It is thus not surprising that we and our students frequently find it difficult, even somewhat vexing, to navigate this raging flood of resources. Our most trusted guide is no longer a professor or librarian but a commercial company started just eight years ago by a couple of Stanford graduate students. In place of the librarian's experience and the professor's domain expertise, Google offers us a top-secret search algorithm that promises to filter good from bad by means of a type of "crowd-sourcing" that determines rank based on a complex metric of interconnected links and term frequencies.

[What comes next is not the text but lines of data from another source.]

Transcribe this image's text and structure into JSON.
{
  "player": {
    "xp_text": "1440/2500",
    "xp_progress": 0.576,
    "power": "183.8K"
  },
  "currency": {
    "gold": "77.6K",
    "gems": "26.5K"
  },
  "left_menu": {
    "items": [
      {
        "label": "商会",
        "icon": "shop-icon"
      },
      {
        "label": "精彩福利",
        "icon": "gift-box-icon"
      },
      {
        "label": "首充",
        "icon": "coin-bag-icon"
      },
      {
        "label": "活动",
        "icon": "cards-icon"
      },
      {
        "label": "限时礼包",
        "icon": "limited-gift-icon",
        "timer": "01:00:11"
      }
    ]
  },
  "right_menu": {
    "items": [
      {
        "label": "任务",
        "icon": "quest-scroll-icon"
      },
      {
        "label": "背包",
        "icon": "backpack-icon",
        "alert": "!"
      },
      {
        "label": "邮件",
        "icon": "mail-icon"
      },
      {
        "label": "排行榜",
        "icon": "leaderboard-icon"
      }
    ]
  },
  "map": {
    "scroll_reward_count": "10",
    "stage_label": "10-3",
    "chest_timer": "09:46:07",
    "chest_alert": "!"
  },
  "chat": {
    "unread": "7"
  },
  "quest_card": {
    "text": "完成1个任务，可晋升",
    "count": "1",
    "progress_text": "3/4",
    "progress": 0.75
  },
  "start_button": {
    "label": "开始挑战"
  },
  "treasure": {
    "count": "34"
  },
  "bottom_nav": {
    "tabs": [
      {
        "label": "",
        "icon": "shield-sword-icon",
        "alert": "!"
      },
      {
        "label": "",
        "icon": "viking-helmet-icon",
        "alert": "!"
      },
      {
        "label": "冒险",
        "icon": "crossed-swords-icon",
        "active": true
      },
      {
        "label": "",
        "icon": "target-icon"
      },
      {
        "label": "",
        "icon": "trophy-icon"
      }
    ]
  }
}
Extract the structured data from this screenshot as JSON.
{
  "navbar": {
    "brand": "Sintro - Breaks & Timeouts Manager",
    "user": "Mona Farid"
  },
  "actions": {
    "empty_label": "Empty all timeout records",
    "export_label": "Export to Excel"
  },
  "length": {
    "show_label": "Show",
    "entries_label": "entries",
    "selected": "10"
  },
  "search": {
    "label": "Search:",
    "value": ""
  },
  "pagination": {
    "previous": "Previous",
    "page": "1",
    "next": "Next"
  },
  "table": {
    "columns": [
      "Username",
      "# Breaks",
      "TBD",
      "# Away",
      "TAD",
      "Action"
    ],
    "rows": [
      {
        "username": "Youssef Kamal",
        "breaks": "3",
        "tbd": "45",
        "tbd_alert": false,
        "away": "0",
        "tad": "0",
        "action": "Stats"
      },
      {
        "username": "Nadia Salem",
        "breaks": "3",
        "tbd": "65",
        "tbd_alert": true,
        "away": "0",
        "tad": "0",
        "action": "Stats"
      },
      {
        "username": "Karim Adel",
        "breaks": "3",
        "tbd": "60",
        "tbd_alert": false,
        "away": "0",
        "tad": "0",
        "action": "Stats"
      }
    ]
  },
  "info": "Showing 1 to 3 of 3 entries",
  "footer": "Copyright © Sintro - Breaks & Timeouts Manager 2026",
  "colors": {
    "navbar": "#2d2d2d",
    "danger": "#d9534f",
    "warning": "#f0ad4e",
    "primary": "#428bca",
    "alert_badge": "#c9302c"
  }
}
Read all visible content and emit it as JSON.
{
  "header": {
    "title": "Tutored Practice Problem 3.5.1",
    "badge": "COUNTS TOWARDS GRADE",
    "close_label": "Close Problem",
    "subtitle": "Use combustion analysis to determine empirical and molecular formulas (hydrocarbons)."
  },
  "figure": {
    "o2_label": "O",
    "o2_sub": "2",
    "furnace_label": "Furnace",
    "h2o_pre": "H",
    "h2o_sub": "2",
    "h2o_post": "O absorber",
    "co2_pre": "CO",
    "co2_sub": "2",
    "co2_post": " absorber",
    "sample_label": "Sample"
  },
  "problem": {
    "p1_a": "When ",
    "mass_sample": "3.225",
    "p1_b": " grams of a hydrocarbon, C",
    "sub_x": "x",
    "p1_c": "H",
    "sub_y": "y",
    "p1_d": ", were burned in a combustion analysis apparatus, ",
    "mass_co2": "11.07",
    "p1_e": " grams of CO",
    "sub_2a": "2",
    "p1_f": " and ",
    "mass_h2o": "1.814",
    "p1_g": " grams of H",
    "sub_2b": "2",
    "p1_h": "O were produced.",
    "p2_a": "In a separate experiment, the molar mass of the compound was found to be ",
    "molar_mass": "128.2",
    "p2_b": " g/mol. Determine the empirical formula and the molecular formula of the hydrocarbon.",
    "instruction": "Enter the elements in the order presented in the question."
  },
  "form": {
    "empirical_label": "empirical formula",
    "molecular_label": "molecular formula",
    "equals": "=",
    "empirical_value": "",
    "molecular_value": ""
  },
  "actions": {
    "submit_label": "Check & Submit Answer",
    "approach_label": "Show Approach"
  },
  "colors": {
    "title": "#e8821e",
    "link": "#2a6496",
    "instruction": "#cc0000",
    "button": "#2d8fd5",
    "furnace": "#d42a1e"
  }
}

If understanding what's inside Google's black box isn't daunting enough, consider that many important resources are not even indexed by Google: most of the rich, fee-based databases to which many academic libraries subscribe remain untouched and unavailable to Google's Web-crawling spiders. These databases, along with many others that are freely available, are known as "the Deep Web." Although containing many trustworthy, well-edited, and scholarly resources, the Deep Web is frequently invisible to search engines. However valuable these resources may be, they are often difficult to access (quirky interfaces and searching paradigms) and may be discounted by both professionals and students alike as hard to use. Yet it would be a mistake to think that everything available in the Deep Web should be favored over those resources that search engines do index.

Consider, for example, a 2006 article published in Nature comparing the rates of error in Wikipedia and Encyclopedia Britannica (Giles). Although many instructors ban their students from using Wikipedia, the study found that the rate of error in Wikipedia was only marginally higher than in Encyclopaedia Britannica (2.92 mistakes per article in Britannica vs. 3.86 in Wikipedia).

While the error rate of Wikipedia may be comparable with that of similar print resources, it is far too often the only source students turn to. Why they so frequently do, particularly with the wealth of resources available to them, will be one of the topics discussed at the workshop. Other topics will include practical methods to navigate, discover, and evaluate online resources.

The workshop will be conducted through a combination of presentations and hands-on exercises. Please join us and contribute to the discussion.

Work Cited
Giles, Jim. "Wikipedia Rival Calls in the Experts."
Nature 5 Oct. 2006: 493.

Resources

Useful Guides and Tutorials

Research on Web Credibility

 

 
© 2014 Modern Language Association. Last updated 04/27/2010.